Now that was what you would go to the ballet for. Death.

She’s dying. He doesn’t realise – he carries on dancing and showing her how after all these years he still loves her and he is sorry he had to go to war (or travel or nearly marry his social equal) but, look, he is here now and they must marry. But she is dying. Dying before him. She smiles weakly and droops a little. He misunderstands. Is she not pleased to see him? Is she not revived by his love?

Yes, yes she is, she is… how happy they might be, might be… but… he has left it too long, how long she has waited and now…


She is dead.

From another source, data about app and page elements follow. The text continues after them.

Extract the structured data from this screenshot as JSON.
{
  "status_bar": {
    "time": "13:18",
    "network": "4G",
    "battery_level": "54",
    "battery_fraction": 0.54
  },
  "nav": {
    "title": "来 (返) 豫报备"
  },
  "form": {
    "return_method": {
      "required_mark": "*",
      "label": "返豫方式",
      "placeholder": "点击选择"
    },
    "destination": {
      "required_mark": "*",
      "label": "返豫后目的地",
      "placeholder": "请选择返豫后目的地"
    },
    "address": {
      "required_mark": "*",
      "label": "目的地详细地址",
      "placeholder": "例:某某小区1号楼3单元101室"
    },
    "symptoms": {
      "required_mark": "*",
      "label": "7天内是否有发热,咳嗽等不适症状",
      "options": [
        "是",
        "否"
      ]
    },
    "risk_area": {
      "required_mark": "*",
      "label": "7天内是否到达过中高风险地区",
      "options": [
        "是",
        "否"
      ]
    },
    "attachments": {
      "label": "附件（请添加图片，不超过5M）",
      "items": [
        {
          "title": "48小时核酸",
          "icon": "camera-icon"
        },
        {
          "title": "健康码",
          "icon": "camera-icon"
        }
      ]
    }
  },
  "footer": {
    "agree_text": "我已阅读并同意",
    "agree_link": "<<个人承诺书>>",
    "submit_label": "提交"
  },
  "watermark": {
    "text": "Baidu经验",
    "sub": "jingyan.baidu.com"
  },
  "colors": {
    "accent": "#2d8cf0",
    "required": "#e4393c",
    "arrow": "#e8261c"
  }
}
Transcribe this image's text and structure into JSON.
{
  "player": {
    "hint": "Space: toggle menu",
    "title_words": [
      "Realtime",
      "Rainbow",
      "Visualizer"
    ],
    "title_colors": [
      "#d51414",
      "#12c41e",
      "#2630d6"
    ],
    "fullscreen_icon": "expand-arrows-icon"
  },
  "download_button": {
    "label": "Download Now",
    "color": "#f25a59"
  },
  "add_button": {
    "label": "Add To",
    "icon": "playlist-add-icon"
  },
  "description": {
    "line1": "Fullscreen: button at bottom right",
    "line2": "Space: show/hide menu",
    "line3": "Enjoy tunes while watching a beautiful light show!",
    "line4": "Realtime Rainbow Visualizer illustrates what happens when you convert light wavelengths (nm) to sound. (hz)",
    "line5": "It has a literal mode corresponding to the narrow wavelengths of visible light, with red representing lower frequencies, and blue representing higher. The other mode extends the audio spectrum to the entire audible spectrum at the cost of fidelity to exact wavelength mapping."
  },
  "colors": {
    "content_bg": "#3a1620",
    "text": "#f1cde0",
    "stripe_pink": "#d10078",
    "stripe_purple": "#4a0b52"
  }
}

He dances wildly. The orchestra thunders in despair. He spins and bounces as high as he can to bring her back to life. He places his strong arms under hers and pulls her thin body, as relaxed as a cat now she is dead, up to his chest. He tries to dance with her, but she is just a cat in a dress and she can only drag around. He caresses her face, her bun. Come back, he says. Don’t leave me. How can I live without you? She is wearing the nicest dress now it is the last Act, because she is ill and possibly also penniless, so her dresses no longer stick out, they are simple and show her body normally. She may even have bare feet. He is distraught. He rests his head on her still chest. Or he looks to the sky and you can see the lean muscles drawn from his ribs to his neck as he gestures angrily at heaven. He will never, never leave her. He will die here with her.

Or he will unsheath his sword and go in search of the fiend who did this to his love, in which case it goes on a bit longer and there will be a fight. The fiend will lose. But so will the Beautiful Man because he has lost his love and his life         is nothing         without her.


I wish the audience did not clap. I wish the dancers would not come out to collect flowers and curtsy for ages. I wish we were allowed to just sit in our seats in the dark and cry quietly until we fell asleep.